__What the exercise asks__
How many lines of the entries below contain the string "thumbs"? State the number alone.

__Records__
=-=-=

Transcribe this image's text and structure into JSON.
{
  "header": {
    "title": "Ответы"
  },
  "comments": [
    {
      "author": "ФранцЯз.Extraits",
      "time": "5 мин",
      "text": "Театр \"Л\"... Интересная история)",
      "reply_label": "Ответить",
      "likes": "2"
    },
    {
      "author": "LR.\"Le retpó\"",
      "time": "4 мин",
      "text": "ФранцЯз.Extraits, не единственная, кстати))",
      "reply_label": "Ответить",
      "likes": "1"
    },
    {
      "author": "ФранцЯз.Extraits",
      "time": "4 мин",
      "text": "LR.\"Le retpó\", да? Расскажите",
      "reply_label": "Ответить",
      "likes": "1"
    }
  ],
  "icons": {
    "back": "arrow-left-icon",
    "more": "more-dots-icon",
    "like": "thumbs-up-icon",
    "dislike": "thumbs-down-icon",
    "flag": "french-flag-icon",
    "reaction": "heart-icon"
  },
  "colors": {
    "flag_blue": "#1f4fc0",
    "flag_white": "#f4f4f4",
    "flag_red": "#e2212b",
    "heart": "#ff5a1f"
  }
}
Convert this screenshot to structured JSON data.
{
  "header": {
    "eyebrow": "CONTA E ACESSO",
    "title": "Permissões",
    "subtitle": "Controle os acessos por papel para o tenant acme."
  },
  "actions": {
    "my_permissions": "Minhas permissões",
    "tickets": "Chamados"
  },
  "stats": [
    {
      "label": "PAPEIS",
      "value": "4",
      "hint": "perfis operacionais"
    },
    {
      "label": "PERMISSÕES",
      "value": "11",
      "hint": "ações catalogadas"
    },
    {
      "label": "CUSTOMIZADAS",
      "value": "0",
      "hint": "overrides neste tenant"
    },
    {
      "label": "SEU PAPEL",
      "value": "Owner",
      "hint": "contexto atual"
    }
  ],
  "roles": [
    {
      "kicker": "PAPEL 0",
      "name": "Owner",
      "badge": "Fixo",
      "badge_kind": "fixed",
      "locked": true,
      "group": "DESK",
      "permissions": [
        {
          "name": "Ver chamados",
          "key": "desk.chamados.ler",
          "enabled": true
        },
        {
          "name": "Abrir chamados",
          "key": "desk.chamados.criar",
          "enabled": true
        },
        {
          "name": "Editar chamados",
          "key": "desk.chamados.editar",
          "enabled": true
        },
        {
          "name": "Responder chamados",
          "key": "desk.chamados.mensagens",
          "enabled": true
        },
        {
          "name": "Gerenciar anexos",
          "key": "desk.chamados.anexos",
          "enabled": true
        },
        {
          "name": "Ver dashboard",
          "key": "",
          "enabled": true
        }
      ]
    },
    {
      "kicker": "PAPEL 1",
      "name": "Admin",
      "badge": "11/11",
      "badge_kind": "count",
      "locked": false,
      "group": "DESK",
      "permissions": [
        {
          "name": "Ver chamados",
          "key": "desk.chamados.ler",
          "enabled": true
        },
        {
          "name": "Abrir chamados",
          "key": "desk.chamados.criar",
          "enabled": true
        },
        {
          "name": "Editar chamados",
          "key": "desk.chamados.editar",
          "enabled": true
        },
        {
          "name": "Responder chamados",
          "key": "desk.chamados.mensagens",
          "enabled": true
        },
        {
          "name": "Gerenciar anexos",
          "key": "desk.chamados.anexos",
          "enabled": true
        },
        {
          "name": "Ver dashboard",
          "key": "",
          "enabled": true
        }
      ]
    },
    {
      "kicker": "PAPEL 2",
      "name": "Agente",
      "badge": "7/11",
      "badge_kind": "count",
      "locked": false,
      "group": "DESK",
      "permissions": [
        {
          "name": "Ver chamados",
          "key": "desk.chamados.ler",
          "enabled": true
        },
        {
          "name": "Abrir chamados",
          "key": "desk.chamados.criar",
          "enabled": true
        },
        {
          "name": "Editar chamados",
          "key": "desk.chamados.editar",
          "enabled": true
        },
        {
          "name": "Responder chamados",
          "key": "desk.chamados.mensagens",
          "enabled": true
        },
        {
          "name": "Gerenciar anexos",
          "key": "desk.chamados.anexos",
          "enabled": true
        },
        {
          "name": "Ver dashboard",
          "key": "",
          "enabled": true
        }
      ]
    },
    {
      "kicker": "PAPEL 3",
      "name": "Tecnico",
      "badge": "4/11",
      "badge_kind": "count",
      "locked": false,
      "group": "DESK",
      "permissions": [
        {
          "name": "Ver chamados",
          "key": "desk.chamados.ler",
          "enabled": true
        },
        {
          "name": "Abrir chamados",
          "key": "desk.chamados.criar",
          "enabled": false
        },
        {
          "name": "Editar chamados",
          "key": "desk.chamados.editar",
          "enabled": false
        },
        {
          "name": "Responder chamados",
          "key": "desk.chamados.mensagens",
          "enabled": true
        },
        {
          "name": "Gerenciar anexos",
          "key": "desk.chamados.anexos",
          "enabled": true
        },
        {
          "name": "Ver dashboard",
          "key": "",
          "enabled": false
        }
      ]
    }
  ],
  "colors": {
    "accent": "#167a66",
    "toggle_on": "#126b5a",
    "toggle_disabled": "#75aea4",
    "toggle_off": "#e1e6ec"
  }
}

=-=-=

__Task solution__
2